Sunday, February 24, 2008

Republicans Emerge As Country's Coalition Party

Fred Barnes makes the case for a reversal of roles between the two major parties. The Democrats have long been a party of fissiparous interests, pulling and tugging their candidates every which way. The Republicans, on the other hand, are known for their small number of key contingents who pull together to rally around a frontrunner.

The parties have traded places this year:

In 2008, the parties have reversed roles. You merely have to watch a Democratic presidential debate to realize Democrats are now the consensus party. On everything that matters--Iraq, taxes, immigration, health care, the war on terrorism--Democrats basically agree. Their debates sound like an echo chamber.

In contrast, Republicans have become a party of squabbling ideological groups that John McCain must bring together if he is to win the presidency this fall. With McCain as their nominee--one with whom many conservatives have disagreements-- Republicans have become the coalition party.

I've made similar arguments (see especially, "McCain Forging New GOP Coalition), but I particulary liked Barnes' discussion of Barack Obama's sheltered political existence in the Democratic Party's ideological echo chamber:

In his brief political career, Obama has experienced the easy life. He's rated by the National Journal as the most liberal member of the Senate, but he's never had to defend his liberal views. Certainly in the 18 televised Democratic debates this year, including last week's Texas faceoff with Hillary Clinton, he hasn't. The debates have been liberal lovefests.

Hillary Clinton argues that she'd be a better Democratic nominee because she has been forced to deal with what she calls "the Republican attack machine," and he hasn't. She has a point. Perhaps Obama, if he's the Democratic nominee, will be able to dismiss Republican attacks as easily as he's brushed off Clinton's criticism of him on minor points and peripheral issues. But I doubt it.

Obama has barely had to respond to Clinton at all, since their disagreements are so trivial. She says some of his words are "change you can Xerox" because he plagiarized a tiny portion of his stump speech. His answer in last week's debate was, "C'mon." That won't suffice when McCain insists Obama's plan for Iraq would amount to pulling defeat out of the jaws of victory.

Iraq is an example of a major issue that Obama has not been forced to think through because of the Democratic party's consensus. He has made no adjustment for the success of the surge in Iraq, scarcely even acknowledging that the violence-wracked, politically polarized country of a year ago is no longer the Iraq of today.

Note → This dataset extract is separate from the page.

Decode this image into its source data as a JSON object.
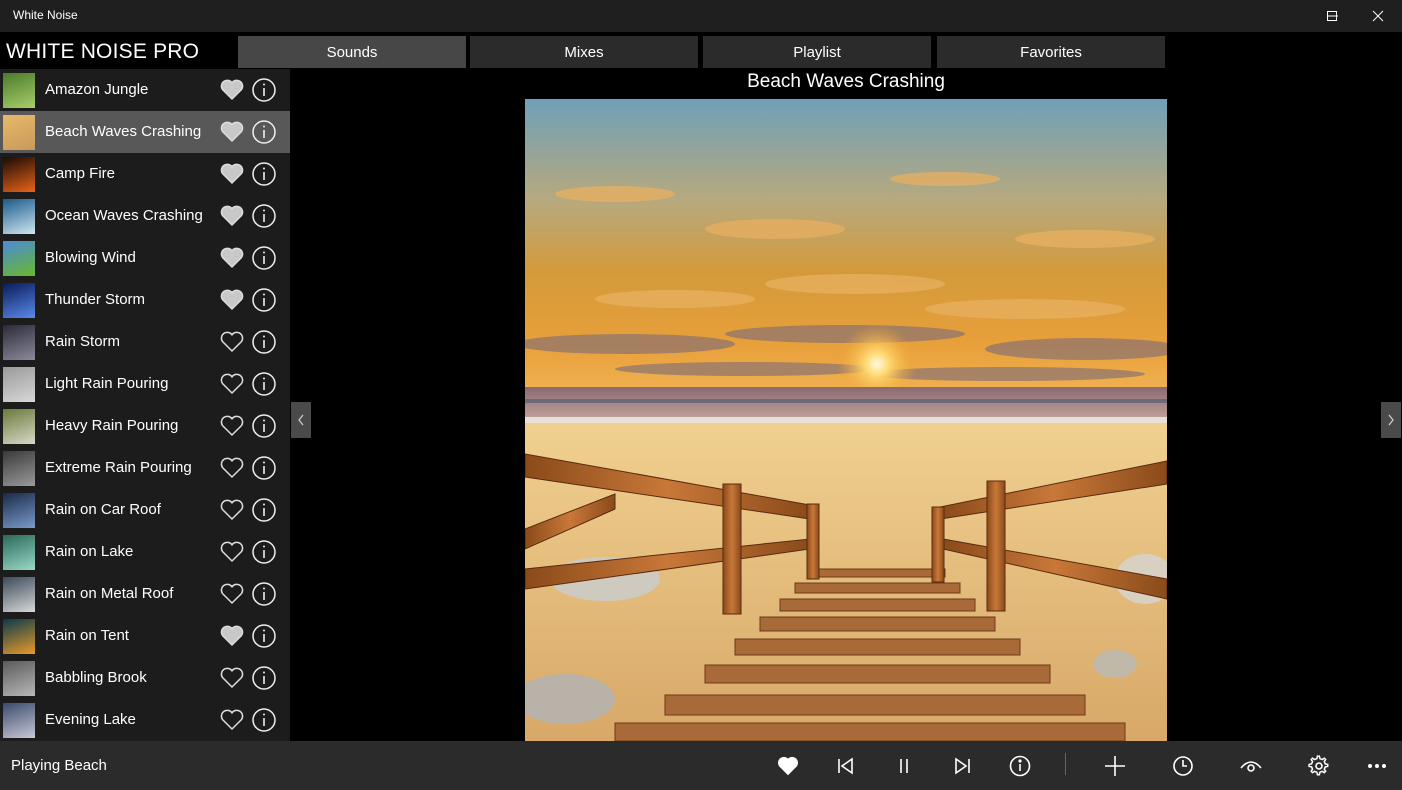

The surge isn't a problem for McCain. Getting Republicans to coalesce around him is. Since Ronald Reagan was the party's presidential candidate in 1980, Republicans have lined up reflexively behind their usually conservative nominee. But McCain is anything but a reliable conservative.

So he must, first, attract strong conservatives, including the talk radio hosts who've often zinged him for being insufficiently conservative. McCain has little margin for error. He needs to win the overwhelming backing of social and religious conservatives, too. He must attract the relatively small contingent who've supported Ron Paul to prevent Paul from running as a third party libertarian candidate for president. (Paul says he has no plans to do this.)

It took no effort for McCain to round up Republican moderates. He's their guy. And he's gotten the George Bush wing with endorsements from Jeb and the elder George.

Conservatives may not admit it, but their failure to nominate one of their own may turn out to be a godsend in 2008. It's precisely the things they don't like about McCain--things I'm not crazy about either--that make him a tough target for Democrats: torture, Guantánamo, global warming, guns, stem cells.

Then there's bipartisanship or, as Obama puts it, bringing us together. This is the core of Obama's appeal. It allows him to campaign not from his ideological home on the left but from somewhere above the fray, somewhere in the heavens.

McCain, alone among Republicans, can bring him back to earth. Obama talks about crossing the partisan aisle and ending polarization, but he's never done it in any serious way. McCain specializes in it--one more thing infuriating many Republicans. He's joined with Democrats on campaign finance reform, immigration, global warming, judicial nominations, and a lot more.

Imagine a presidential debate this fall between McCain and Obama, the coalition candidate versus the consensus candidate. McCain, for sure, would skewer him on national security, the war on terrorism, taxes, and spending. Would Obama dare invoke his signature response and claim McCain is being divisive and partisan and we must rise above such disagreements? If he did, would it work?

Many hardcore McCain opponents among the conservative base hate to admit this, and many remain committed to sitting out the election.

But on the key issues faces us this year - on fiscal policy, healthcare, personal responsiblity, and the war in Iraq - the differences between the candidates are stark.

The left hoped for a Mitt Romney nomination, a candidate they could have torn to shreds on ideological inconsistencies and inexperience. Not so with the Arizona Senator: McCain's an endless nightmare to the big government surrender forces of the America-bashing, nihilist left.